**Aim of the exercise:** Look at each line below and count those with the word "flag"; the answer is that number only.

[Source records]
☆ ☆ ☆ ☆ ☆
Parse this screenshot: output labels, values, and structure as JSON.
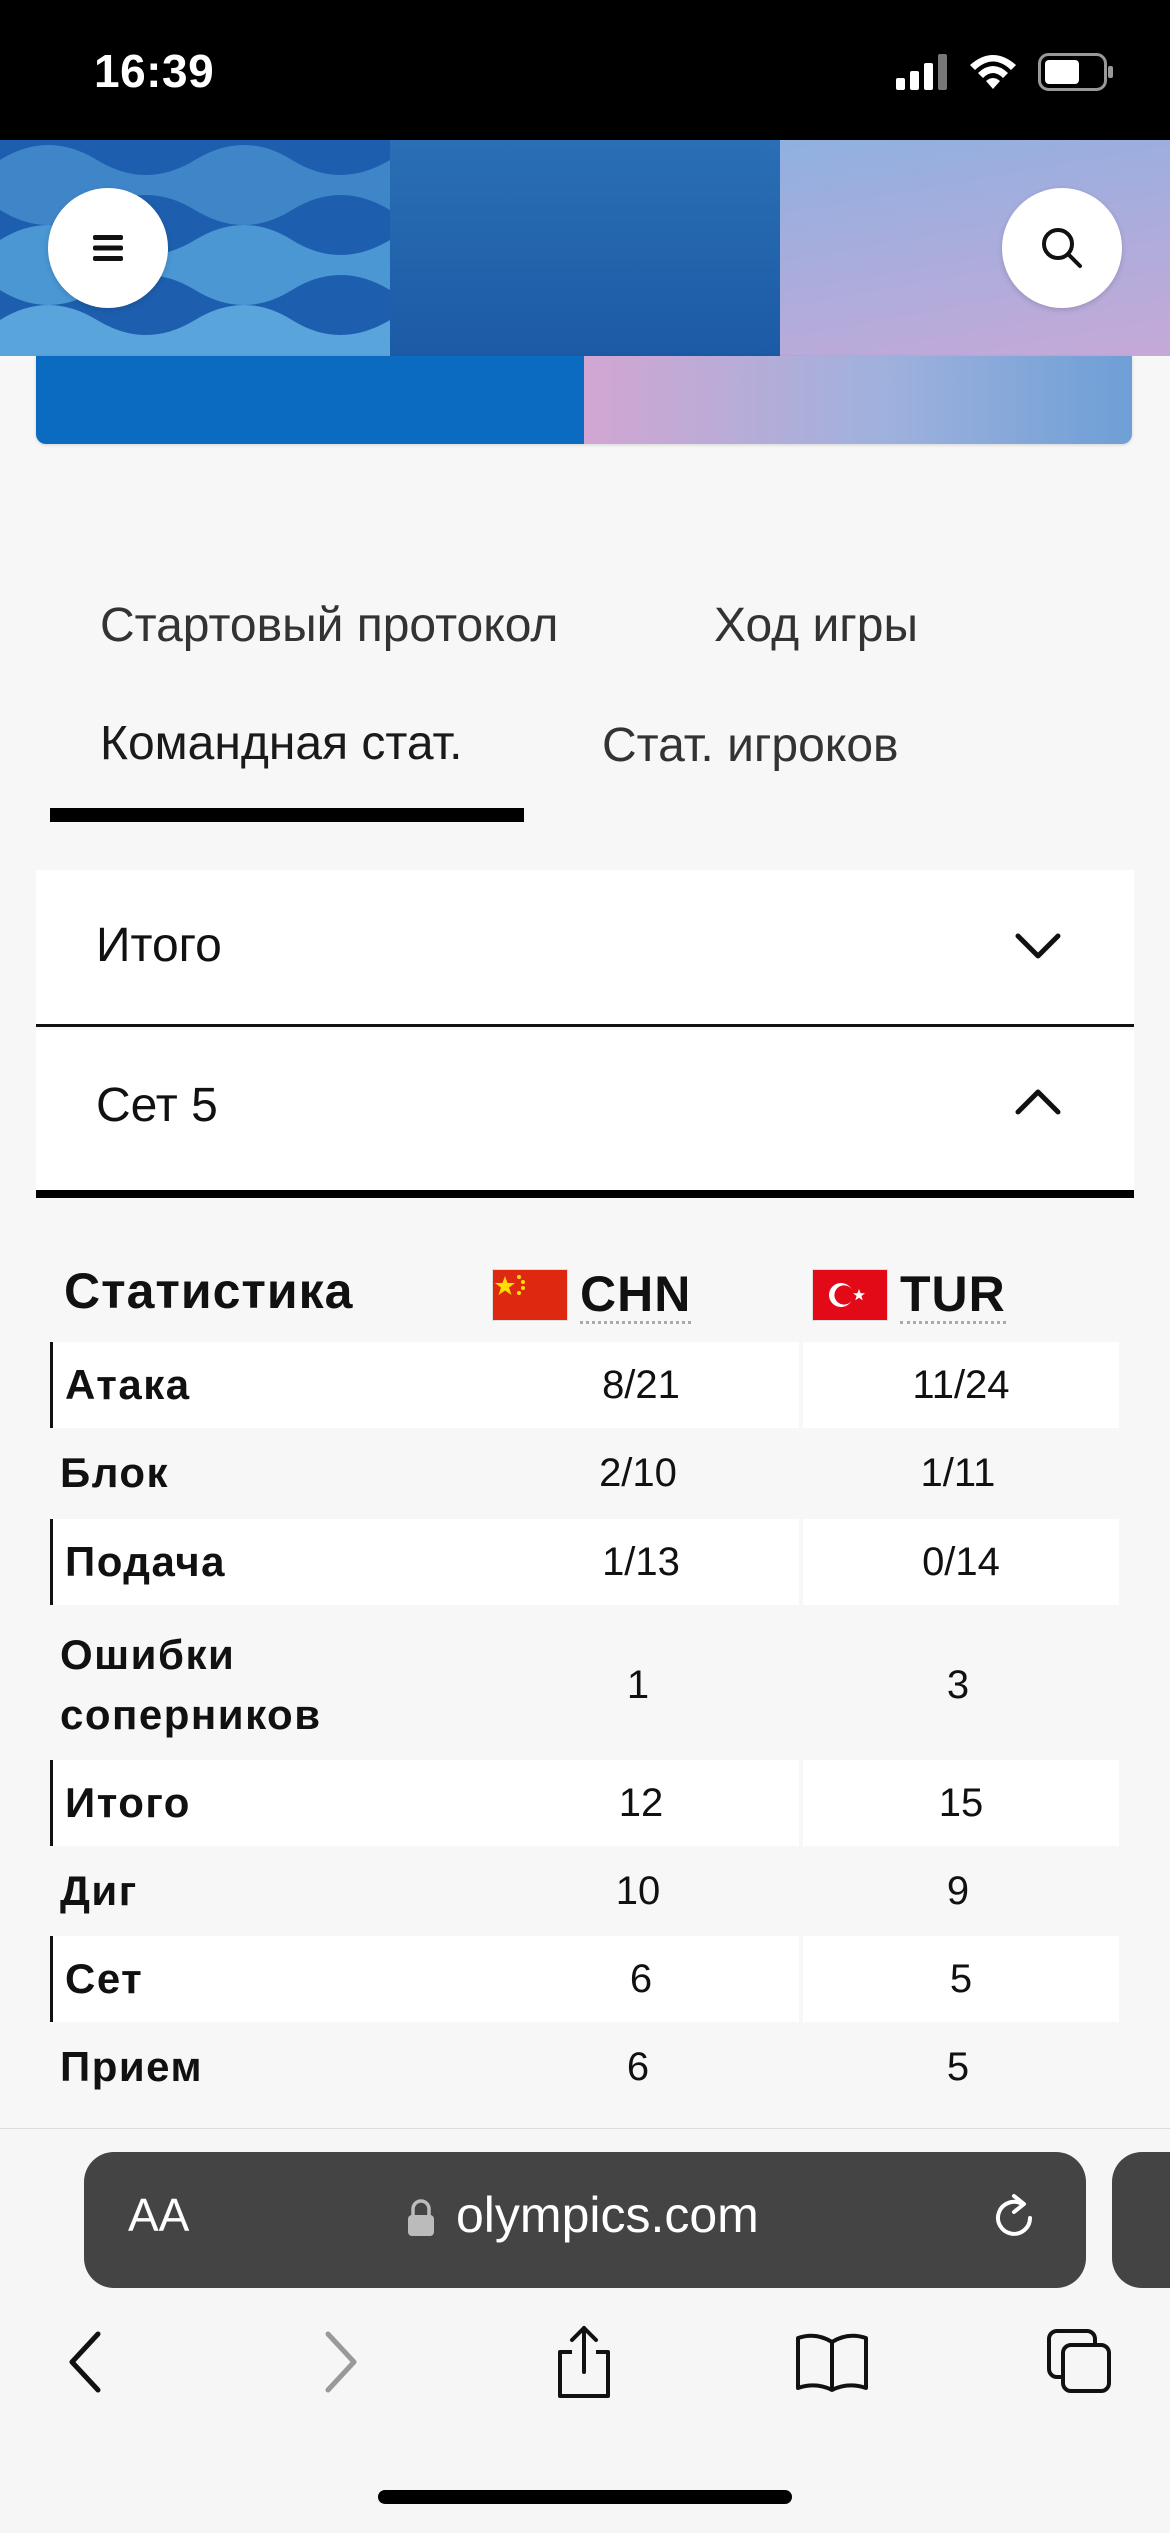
{
  "status_bar": {
    "time": "16:39"
  },
  "tabs": [
    {
      "label": "Стартовый протокол",
      "active": false
    },
    {
      "label": "Ход игры",
      "active": false
    },
    {
      "label": "Командная стат.",
      "active": true
    },
    {
      "label": "Стат. игроков",
      "active": false
    }
  ],
  "accordions": [
    {
      "title": "Итого",
      "expanded": false
    },
    {
      "title": "Сет 5",
      "expanded": true
    }
  ],
  "stats": {
    "header": "Статистика",
    "teams": [
      {
        "code": "CHN",
        "flag": "china-flag-icon"
      },
      {
        "code": "TUR",
        "flag": "turkey-flag-icon"
      }
    ],
    "rows": [
      {
        "label": "Атака",
        "chn": "8/21",
        "tur": "11/24"
      },
      {
        "label": "Блок",
        "chn": "2/10",
        "tur": "1/11"
      },
      {
        "label": "Подача",
        "chn": "1/13",
        "tur": "0/14"
      },
      {
        "label": "Ошибки соперников",
        "chn": "1",
        "tur": "3"
      },
      {
        "label": "Итого",
        "chn": "12",
        "tur": "15"
      },
      {
        "label": "Диг",
        "chn": "10",
        "tur": "9"
      },
      {
        "label": "Сет",
        "chn": "6",
        "tur": "5"
      },
      {
        "label": "Прием",
        "chn": "6",
        "tur": "5"
      }
    ]
  },
  "browser": {
    "aa_label": "AA",
    "url": "olympics.com"
  },
  "colors": {
    "banner_blue": "#1e66b4",
    "banner_pink": "#c6a9d8",
    "url_bar": "#444444"
  }
}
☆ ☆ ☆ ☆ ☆
**Answer space:** 2